Already considered as one of the highest aviation tax levies in Europe, APD is charged on seats for passengers over 16 years old boarding a flight from a UK airport. Airlines charge the tax as part of the ticket price and then pay it to the government.

Under the current system, APD is levied under two distance bands: a short-haul band, where the distance from London to the destination country's capital city is is up to 2,000 miles, and a long-haul band, where the distance is over 2,000 miles.
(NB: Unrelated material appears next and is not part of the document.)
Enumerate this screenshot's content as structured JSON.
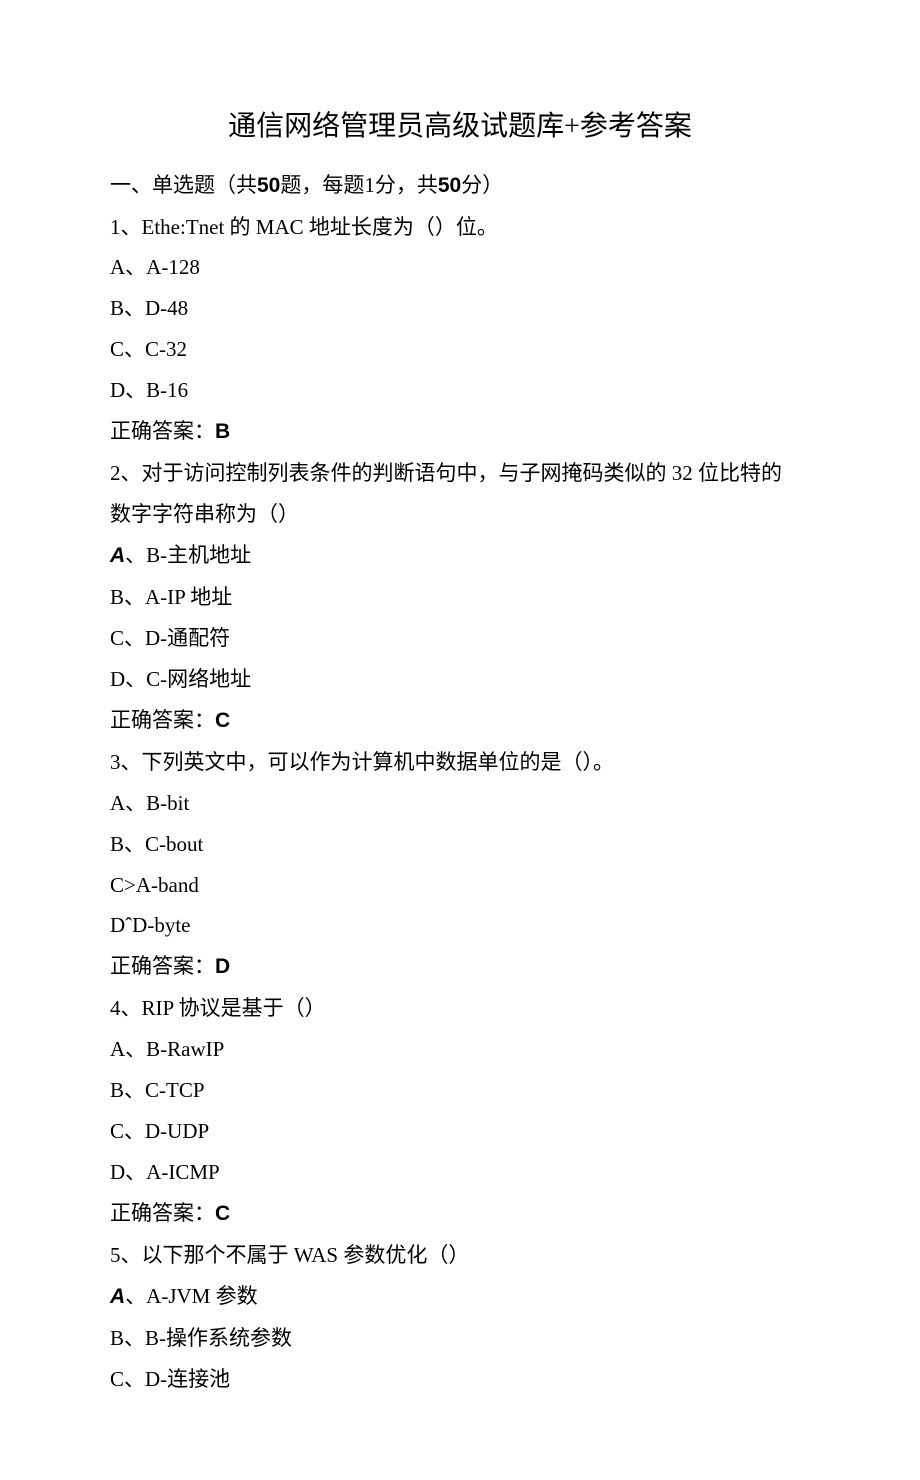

The ministry said it is considering expanding this to either three or four distance bands.

The ministry said it also plans to retain APD as the principal tax on the aviation sector and not introduce a frequent-flyer levy as a replacement which has been called for by green groups to tackle the environmental impacts of flying.

Domestic tax cut

In addition to helping to meet environmental objectives, the increase in tax on some long-haul flights would also help fund a proposed reduction in APD on domestic flights within the UK, the ministry said, to boost domestic air connectivity.

Europe's second-biggest economy, air travel to and from the UK is a key proxy for European jet fuel demand. The UK's demand for jet and kerosene slumped to 178,400 boe/d due to the pandemic last year, down from 334,900 boe/d in 2019, according to S&P Global Platts Analytics.

Almost all EU jet fuel is imported, while UK production of jet fuel and kerosene for heating covers almost half the country's needs.

The government expects that revenues from the current APD will raise just GBP600 million ($827 million) in the 2020-2021 tax year, down from almost GBP3.7 billion in the previous tax year after pandemic lockdowns hit travel.

Earlier this month, the UK government announced that rates for long-haul economy services from Great Britain will increase in line with inflation by GBP2, to GBP84 per passenger from April 2022. Duty on premium, business and first-class seats will rise by GBP5 to GBP185 in total. Long-haul APD rates are already being raised from next month.

The UK's aviation tax reform consultation closes June 15.